Iannis XENAKIS (1922-2001)
Complete Cello Works
Nomos Alpha (1966) [19:13]
Charisma (1971) [4:31]
Kottos (1977) [10:33]
Epicycles (1989) [12:27]
Paille In the Wind (1992) [5:15]
Hunem-Iduhey (1996) [3:19]
Roscobeck (1996) [7:46]
Dhipli Zyia (1951) [4:52]
Arne Deforce (cello)
Ensemble Fabrik/James Wood
rec. Concertgebouw Bruges, 2 June, 5 July 2010; Cologne, 23 September 2010 (Epicycles).
AEON AECD 1109 [67:56]
Iannis Xenakis had a natural affinity for numbers and mathematical concepts.
His relationships with musical instruments were a little more complex. His works
for solo instruments usually fit under the fingers, but their idiomatic qualities
are rarely based on a deep understanding of the repertoire. Xenakis also had
a perverse interest in creating technical difficulties for players to negotiate.
And you don't do that by just writing lots of notes, it takes a real understanding
of what is possible to play and what is not if you are planning to position
your music squarely on the border between the two.
The works on this disc span the second half of the 20th century and
give a taste of every period in Xenakis's career. The quality and interest peak
in the 1960s and then go into slow decline. The most famous work on the disc,
and deservedly so, is Nomos Alpha written in 1966. This is one of his
greatest masterpieces and by any estimation deserves a place among the top few
cello works of the 20th century. The mathematical principles on which
it is based are derived from successive projections of a rotating cube. Or at
least I think that is what's going on; the liner notes are mercifully vague
when it comes to the technical end of things. But you don't need any knowledge
of maths to enjoy this. As with many of Xenakis's string works, Nomos Alpha
calls for heavy scraping on the strings and includes lots of tremolo glissando.
So the music is always in a state of flux, either from the continuously changing
pitch or through movement across the continuum between noise and sound. The
technical challenges here are just extraordinary. At the end, for example, the
cello plays a series of scales in contrary motion on artificial harmonics. The
mind boggles trying to imagine the contortions the cellist's left hand must
go through to achieve those.
None of the other works on the disc quite match this opening track for invention
or originality. The two tracks that follow - Charisma for cello and clarinet
and Kottos again for solo cello - are unremittingly aggressive. Xenakis
chooses performance techniques that are going to produce the most abrasive sounds
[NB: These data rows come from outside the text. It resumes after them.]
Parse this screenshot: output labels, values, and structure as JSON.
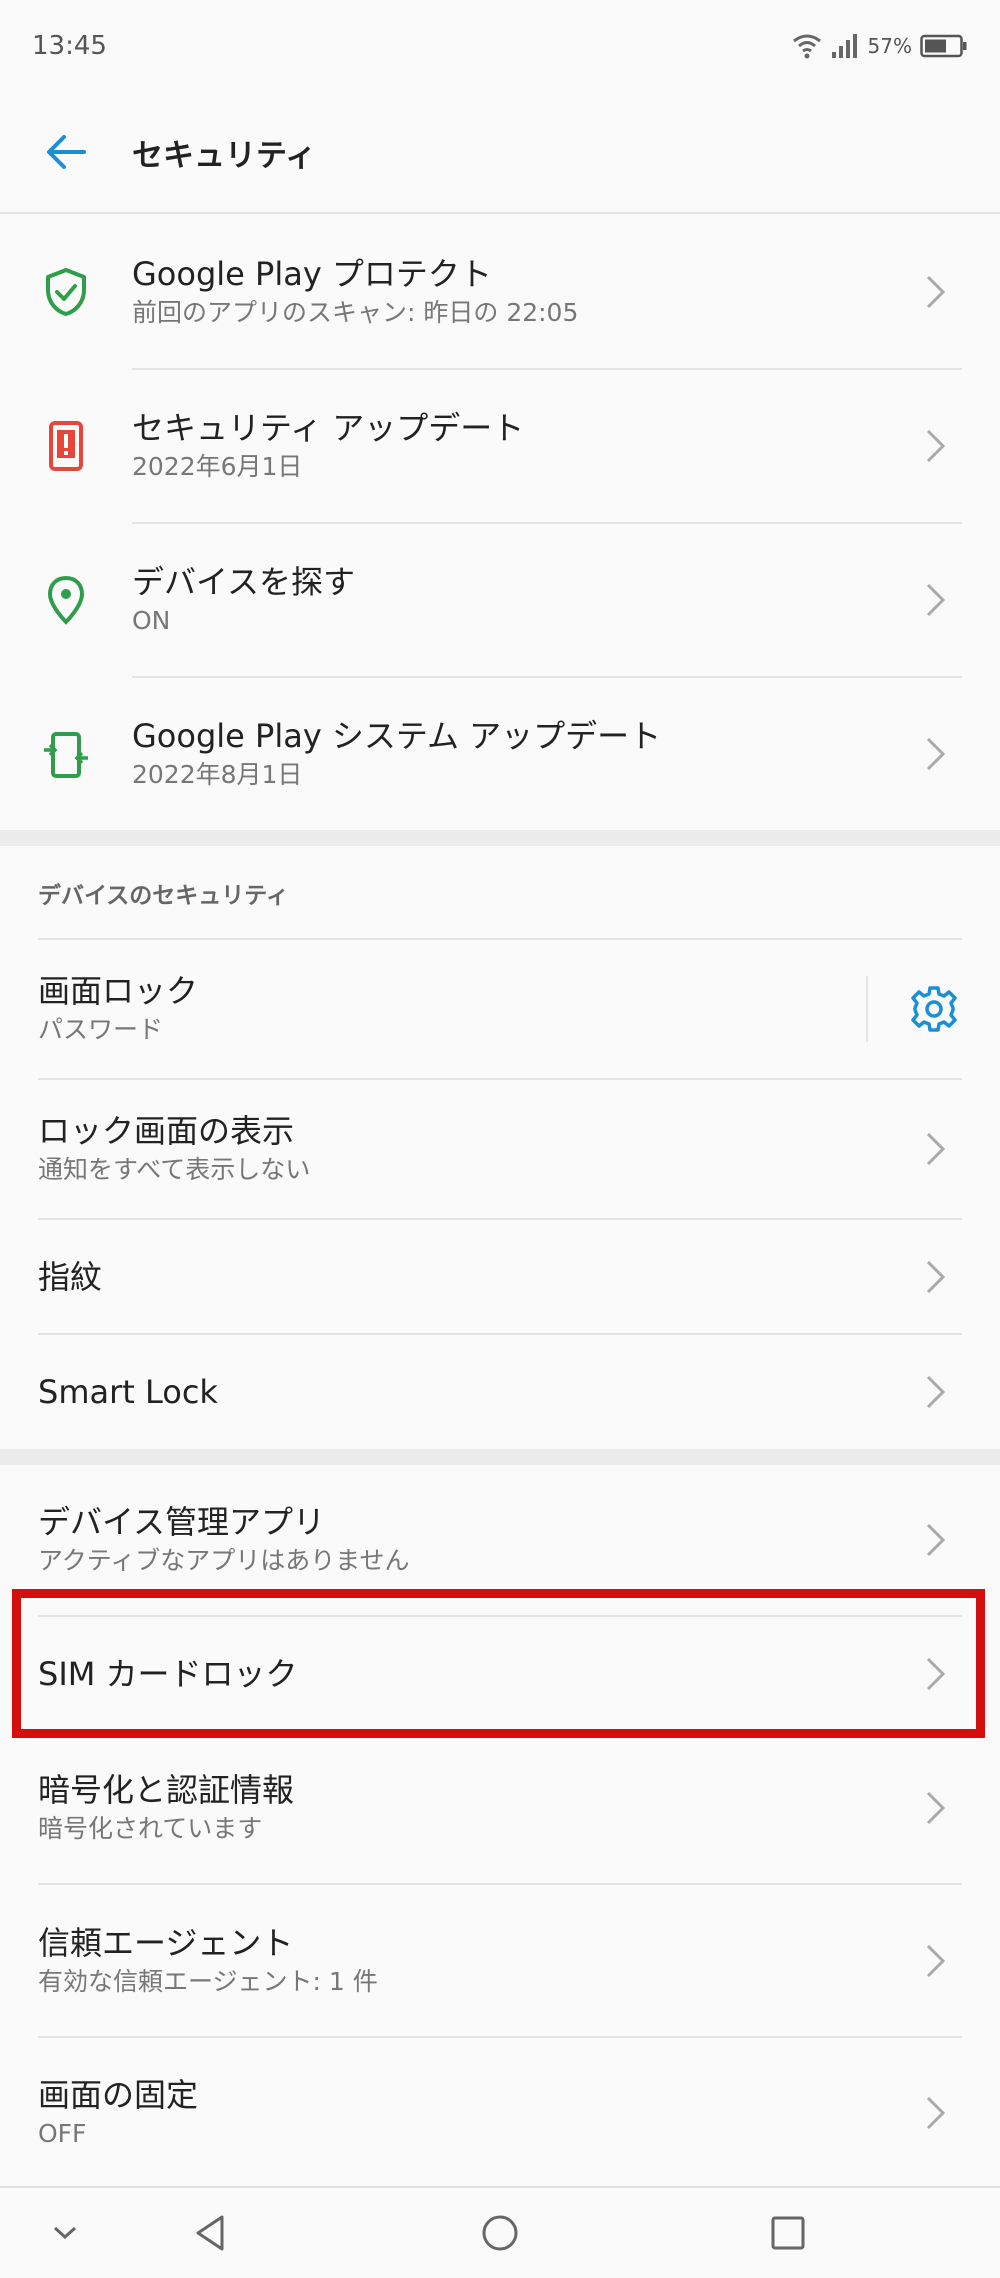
{
  "status_bar": {
    "time": "13:45",
    "battery_percent": "57%",
    "icons": [
      "wifi-icon",
      "cell-signal-icon",
      "battery-icon"
    ]
  },
  "app_bar": {
    "title": "セキュリティ",
    "back_icon": "arrow-left-icon"
  },
  "top_items": [
    {
      "title": "Google Play プロテクト",
      "summary": "前回のアプリのスキャン: 昨日の 22:05",
      "icon": "shield-check-icon",
      "icon_color": "#2e9e4a"
    },
    {
      "title": "セキュリティ アップデート",
      "summary": "2022年6月1日",
      "icon": "phone-alert-icon",
      "icon_color": "#e5483b"
    },
    {
      "title": "デバイスを探す",
      "summary": "ON",
      "icon": "location-pin-icon",
      "icon_color": "#2e9e4a"
    },
    {
      "title": "Google Play システム アップデート",
      "summary": "2022年8月1日",
      "icon": "phone-update-icon",
      "icon_color": "#2e9e4a"
    }
  ],
  "device_security": {
    "header": "デバイスのセキュリティ",
    "screen_lock": {
      "title": "画面ロック",
      "summary": "パスワード",
      "settings_icon": "gear-icon",
      "accent_color": "#1a8fd6"
    },
    "lock_screen_display": {
      "title": "ロック画面の表示",
      "summary": "通知をすべて表示しない"
    },
    "fingerprint": {
      "title": "指紋"
    },
    "smart_lock": {
      "title": "Smart Lock"
    }
  },
  "advanced": {
    "device_admin": {
      "title": "デバイス管理アプリ",
      "summary": "アクティブなアプリはありません"
    },
    "sim_lock": {
      "title": "SIM カードロック"
    },
    "encryption": {
      "title": "暗号化と認証情報",
      "summary": "暗号化されています"
    },
    "trust_agents": {
      "title": "信頼エージェント",
      "summary": "有効な信頼エージェント: 1 件"
    },
    "screen_pinning": {
      "title": "画面の固定",
      "summary": "OFF"
    }
  },
  "highlight_color": "#d40d0d",
  "nav_bar": {
    "icons": [
      "chevron-down-icon",
      "nav-back-icon",
      "nav-home-icon",
      "nav-recents-icon"
    ]
  }
}
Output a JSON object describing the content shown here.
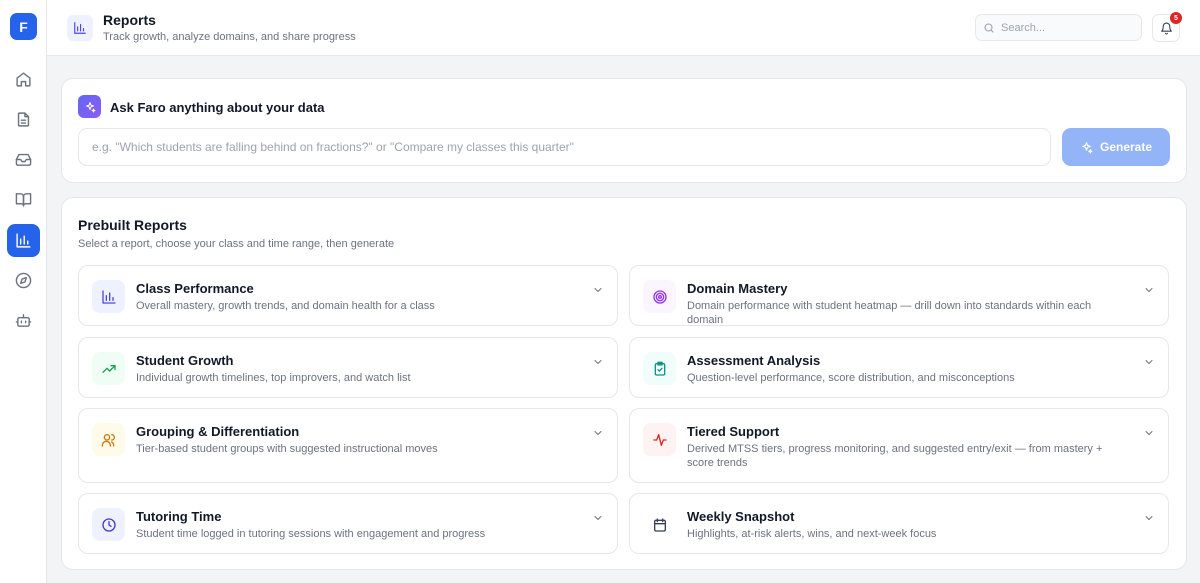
{
  "sidebar": {
    "logo_letter": "F",
    "items": [
      {
        "icon": "home-icon"
      },
      {
        "icon": "document-icon"
      },
      {
        "icon": "inbox-icon"
      },
      {
        "icon": "book-icon"
      },
      {
        "icon": "bar-chart-icon",
        "active": true
      },
      {
        "icon": "compass-icon"
      },
      {
        "icon": "bot-icon"
      }
    ]
  },
  "header": {
    "title": "Reports",
    "subtitle": "Track growth, analyze domains, and share progress",
    "search_placeholder": "Search...",
    "notification_count": "5"
  },
  "ask": {
    "title": "Ask Faro anything about your data",
    "placeholder": "e.g. \"Which students are falling behind on fractions?\" or \"Compare my classes this quarter\"",
    "generate_label": "Generate"
  },
  "prebuilt": {
    "title": "Prebuilt Reports",
    "subtitle": "Select a report, choose your class and time range, then generate",
    "reports": [
      {
        "title": "Class Performance",
        "description": "Overall mastery, growth trends, and domain health for a class",
        "icon": "bar-chart-icon",
        "color": "#4f46e5",
        "bg": "#eef2ff"
      },
      {
        "title": "Domain Mastery",
        "description": "Domain performance with student heatmap — drill down into standards within each domain",
        "icon": "target-icon",
        "color": "#9333ea",
        "bg": "#faf5ff"
      },
      {
        "title": "Student Growth",
        "description": "Individual growth timelines, top improvers, and watch list",
        "icon": "trending-up-icon",
        "color": "#16a34a",
        "bg": "#f0fdf4"
      },
      {
        "title": "Assessment Analysis",
        "description": "Question-level performance, score distribution, and misconceptions",
        "icon": "clipboard-check-icon",
        "color": "#0d9488",
        "bg": "#f0fdfa"
      },
      {
        "title": "Grouping & Differentiation",
        "description": "Tier-based student groups with suggested instructional moves",
        "icon": "users-icon",
        "color": "#d97706",
        "bg": "#fffbeb"
      },
      {
        "title": "Tiered Support",
        "description": "Derived MTSS tiers, progress monitoring, and suggested entry/exit — from mastery + score trends",
        "icon": "activity-icon",
        "color": "#dc2626",
        "bg": "#fef2f2"
      },
      {
        "title": "Tutoring Time",
        "description": "Student time logged in tutoring sessions with engagement and progress",
        "icon": "clock-icon",
        "color": "#4338ca",
        "bg": "#eef2ff"
      },
      {
        "title": "Weekly Snapshot",
        "description": "Highlights, at-risk alerts, wins, and next-week focus",
        "icon": "calendar-icon",
        "color": "#374151",
        "bg": "#ffffff"
      }
    ]
  }
}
and pursues them doggedly. There is musical interest to be had here, but it
takes some work.
Epicycles for cello and 12 instruments is similarly unrelenting. The block
chords from the brass here resemble those in Eonta. That work succeeds
because the lack of rhythmic interest in the brass is more than compensated
for by the piano. Here the solo cello line also lacks rhythmic invention, as
if the composer's interests lie only in his harmonic elaborations. Interesting
as they are, they don't make up for monotony of rhythm and orchestration.
Roscobeck, a more recent work from 1996, achieves an impressive feat by
combining cello with double bass and coming up with a range of musical textures
and ideas that justify the pairing. The high quality of the sound reproduction
helps to clearly articulate these bass textures. The balance is kept even down
at the bottom, with no extraneous bass amplification, all the better to admire
these strange timbral combinations.
The programme ends with an early work, Dhipli Zyia. This shows another
side to Xenakis, one that is closer to Bartók than to the post-war avant-garde.
The piece never quite breaks out into a folksong but always feels like it is
No great technical challenges on this last track, but by this point cellist
Arne Deforce has earned the right to rest on his laurels. The cello playing
throughout is excellent, especially when you consider the astonishing challenges
the composer sets. The cellist, his various collaborators, and the sound engineers
all make a good job of the brutal noise-like textures, and the sound of the
cello always has a visceral immediacy, even though the microphones are usually
placed a reasonable distance back.
The first track of this disc is more than enough to recommend it, and the endless
fascination of Xenakis's score repays multiple listenings, especially with a
performance and recording of this quality. The other works are only likely to
be of interest to already committed Xenakis fans. Although if you really want
to get your head around the relationships between higher mathematics and Modern
music, this would be a great place to start.
A great place to start if you want to get your head around the relationships
between higher mathematics and Modern music.